* BRIEF
Where a line below contains "reasons", count it. Reply with the total only.

*** Opening of INFORMATION GIVEN ***

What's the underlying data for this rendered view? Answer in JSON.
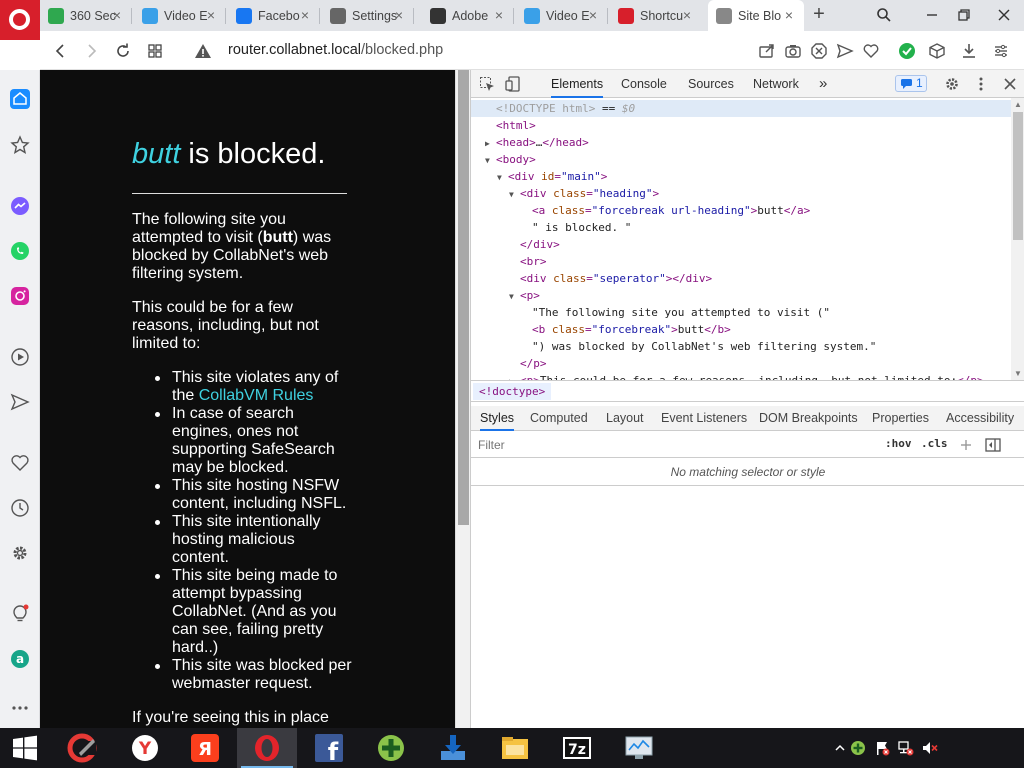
{
  "browser": {
    "tabs": [
      {
        "title": "360 Sec",
        "favicon": "shield-icon",
        "color": "#2fa84f"
      },
      {
        "title": "Video E",
        "favicon": "fish-icon",
        "color": "#3aa0e8"
      },
      {
        "title": "Facebo",
        "favicon": "facebook-icon",
        "color": "#1877f2"
      },
      {
        "title": "Settings",
        "favicon": "gear-icon",
        "color": "#666666"
      },
      {
        "title": "Adobe",
        "favicon": "archive-icon",
        "color": "#333333"
      },
      {
        "title": "Video E",
        "favicon": "fish-icon",
        "color": "#3aa0e8"
      },
      {
        "title": "Shortcu",
        "favicon": "opera-icon",
        "color": "#d71f2b"
      },
      {
        "title": "Site Blo",
        "favicon": "globe-icon",
        "color": "#888888",
        "active": true
      }
    ],
    "url_host": "router.collabnet.local",
    "url_path": "/blocked.php",
    "accent": "#d71f2b"
  },
  "page": {
    "blocked_word": "butt",
    "blocked_suffix": " is blocked.",
    "intro_1": "The following site you attempted to visit (",
    "intro_bold": "butt",
    "intro_2": ") was blocked by CollabNet's web filtering system.",
    "reasons_intro": "This could be for a few reasons, including, but not limited to:",
    "reasons": [
      {
        "text": "This site violates any of the ",
        "link": "CollabVM Rules"
      },
      {
        "text": "In case of search engines, ones not supporting SafeSearch may be blocked."
      },
      {
        "text": "This site hosting NSFW content, including NSFL."
      },
      {
        "text": "This site intentionally hosting malicious content."
      },
      {
        "text": "This site being made to attempt bypassing CollabNet. (And as you can see, failing pretty hard..)"
      },
      {
        "text": "This site was blocked per webmaster request."
      }
    ],
    "footer": "If you're seeing this in place",
    "link_color": "#3fd1e0"
  },
  "devtools": {
    "tabs": [
      "Elements",
      "Console",
      "Sources",
      "Network"
    ],
    "more": "»",
    "issues_count": "1",
    "dom_lines": [
      {
        "indent": 0,
        "html": "<span class='cm'>&lt;!DOCTYPE html&gt;</span> <span class='txt'>== </span><span class='cm' style='font-style:italic'>$0</span>",
        "selected": true
      },
      {
        "indent": 0,
        "html": "<span class='tag'>&lt;html&gt;</span>"
      },
      {
        "indent": 0,
        "tri": "▶",
        "html": "<span class='tag'>&lt;head&gt;</span><span class='txt'>…</span><span class='tag'>&lt;/head&gt;</span>"
      },
      {
        "indent": 0,
        "tri": "▼",
        "html": "<span class='tag'>&lt;body&gt;</span>"
      },
      {
        "indent": 1,
        "tri": "▼",
        "html": "<span class='tag'>&lt;div </span><span class='attr'>id</span><span class='tag'>=</span><span class='val'>\"main\"</span><span class='tag'>&gt;</span>"
      },
      {
        "indent": 2,
        "tri": "▼",
        "html": "<span class='tag'>&lt;div </span><span class='attr'>class</span><span class='tag'>=</span><span class='val'>\"heading\"</span><span class='tag'>&gt;</span>"
      },
      {
        "indent": 3,
        "html": "<span class='tag'>&lt;a </span><span class='attr'>class</span><span class='tag'>=</span><span class='val'>\"forcebreak url-heading\"</span><span class='tag'>&gt;</span><span class='txt'>butt</span><span class='tag'>&lt;/a&gt;</span>"
      },
      {
        "indent": 3,
        "html": "<span class='txt'>\" is blocked. \"</span>"
      },
      {
        "indent": 2,
        "html": "<span class='tag'>&lt;/div&gt;</span>"
      },
      {
        "indent": 2,
        "html": "<span class='tag'>&lt;br&gt;</span>"
      },
      {
        "indent": 2,
        "html": "<span class='tag'>&lt;div </span><span class='attr'>class</span><span class='tag'>=</span><span class='val'>\"seperator\"</span><span class='tag'>&gt;&lt;/div&gt;</span>"
      },
      {
        "indent": 2,
        "tri": "▼",
        "html": "<span class='tag'>&lt;p&gt;</span>"
      },
      {
        "indent": 3,
        "html": "<span class='txt'>\"The following site you attempted to visit (\"</span>"
      },
      {
        "indent": 3,
        "html": "<span class='tag'>&lt;b </span><span class='attr'>class</span><span class='tag'>=</span><span class='val'>\"forcebreak\"</span><span class='tag'>&gt;</span><span class='txt'>butt</span><span class='tag'>&lt;/b&gt;</span>"
      },
      {
        "indent": 3,
        "html": "<span class='txt'>\") was blocked by CollabNet's web filtering system.\"</span>"
      },
      {
        "indent": 2,
        "html": "<span class='tag'>&lt;/p&gt;</span>"
      },
      {
        "indent": 2,
        "tri": "▶",
        "html": "<span class='tag'>&lt;p&gt;</span><span class='txt'>This could be for a few reasons, including, but not limited to:</span><span class='tag'>&lt;/p&gt;</span>"
      }
    ],
    "breadcrumb": "<!doctype>",
    "style_tabs": [
      "Styles",
      "Computed",
      "Layout",
      "Event Listeners",
      "DOM Breakpoints",
      "Properties",
      "Accessibility"
    ],
    "filter_placeholder": "Filter",
    "hov": ":hov",
    "cls": ".cls",
    "no_match": "No matching selector or style"
  },
  "taskbar": {
    "apps": [
      "ccleaner-icon",
      "yandex-browser-icon",
      "yandex-icon",
      "opera-icon",
      "facebook-icon",
      "plus-icon",
      "download-icon",
      "file-explorer-icon",
      "7zip-icon",
      "monitor-icon"
    ]
  }
}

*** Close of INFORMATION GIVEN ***

* ANSWER BOX
3